Another factor was learning how to manage expectations. “Managing my own expectations and adapting quickly when they change,” she says. “Also, managing the expectations for a client and having to speak when something they want is not feasible. I used to be timid growing up, so if you told me I’d have to tell my boss what they wanted wasn’t possible, I would’ve freaked out.”

BEST ADVICE FOR INTERNING ABROAD: LISTEN UP!

As far as interning abroad goes, Metzger’s advice for other students includes getting to know the culture of the region and its effect on business practices.

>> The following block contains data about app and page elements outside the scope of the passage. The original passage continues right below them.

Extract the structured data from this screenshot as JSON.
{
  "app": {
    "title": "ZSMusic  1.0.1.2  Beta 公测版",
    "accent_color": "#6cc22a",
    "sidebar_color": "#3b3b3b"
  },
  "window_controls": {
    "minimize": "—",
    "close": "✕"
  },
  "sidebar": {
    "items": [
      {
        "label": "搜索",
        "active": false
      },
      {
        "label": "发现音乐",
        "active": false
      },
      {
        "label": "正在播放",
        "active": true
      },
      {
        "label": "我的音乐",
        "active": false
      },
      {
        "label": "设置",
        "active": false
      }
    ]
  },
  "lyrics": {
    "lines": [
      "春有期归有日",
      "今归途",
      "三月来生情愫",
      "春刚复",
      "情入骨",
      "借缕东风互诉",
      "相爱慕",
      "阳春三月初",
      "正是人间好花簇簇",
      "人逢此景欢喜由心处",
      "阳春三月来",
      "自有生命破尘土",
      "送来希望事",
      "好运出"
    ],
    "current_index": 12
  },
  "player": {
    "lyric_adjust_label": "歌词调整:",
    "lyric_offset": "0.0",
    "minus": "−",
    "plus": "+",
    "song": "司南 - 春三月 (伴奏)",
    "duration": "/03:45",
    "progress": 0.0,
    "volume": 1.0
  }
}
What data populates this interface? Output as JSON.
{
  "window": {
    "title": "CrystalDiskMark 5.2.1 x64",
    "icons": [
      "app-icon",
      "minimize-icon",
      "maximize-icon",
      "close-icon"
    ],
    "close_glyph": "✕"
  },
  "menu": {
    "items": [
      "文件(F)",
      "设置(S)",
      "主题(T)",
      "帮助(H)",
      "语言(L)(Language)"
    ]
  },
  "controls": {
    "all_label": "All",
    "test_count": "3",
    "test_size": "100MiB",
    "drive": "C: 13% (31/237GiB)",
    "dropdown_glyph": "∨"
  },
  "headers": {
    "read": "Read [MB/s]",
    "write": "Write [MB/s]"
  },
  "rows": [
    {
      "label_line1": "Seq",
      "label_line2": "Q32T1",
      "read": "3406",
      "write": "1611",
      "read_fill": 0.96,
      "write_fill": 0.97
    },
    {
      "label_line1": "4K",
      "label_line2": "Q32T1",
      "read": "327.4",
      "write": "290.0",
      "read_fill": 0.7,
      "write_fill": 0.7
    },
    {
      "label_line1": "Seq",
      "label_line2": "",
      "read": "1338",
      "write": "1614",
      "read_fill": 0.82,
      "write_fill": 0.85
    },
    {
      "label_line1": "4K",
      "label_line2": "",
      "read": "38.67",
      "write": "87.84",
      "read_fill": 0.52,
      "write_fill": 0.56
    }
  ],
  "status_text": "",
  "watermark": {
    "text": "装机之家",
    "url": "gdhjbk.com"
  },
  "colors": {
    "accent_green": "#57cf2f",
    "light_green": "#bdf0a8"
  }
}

“A side project I worked on was creating a contract for an incubation program at the precinct,” Metzger says. “Currently, there’s poor attendance and sometimes poor behavior during events. I was tasked with creating a contract to serve as a code of conduct for incubation members to sign so they know what’s allowed and what’s not.

“This is where I learned a lot from the international context. There were so many external factors to keep in mind such as is this contract readable? The education system in South Africa isn’t that great. It doesn’t take much to become a teacher and people get passed on to other grade levels very easily so you have people moving up in grades and maybe not really ready. When writing this legal contract, I had to make sure it was easy to read and not filled with legal jargon. Learning to seek all these insights and turn them into a recommendation for this company was really important.”

To this end, Metzger’s advice to others who may find themselves immersed in a foreign country for an internship is to take the first couple weeks to simply listen and ask as many questions as possible. “It’s easy to come in and think you can find a solution, but without understanding what life is like, the culture of entrepreneurship here, you’re not going to be on the right track and ask the right questions.”

Page 1 of 2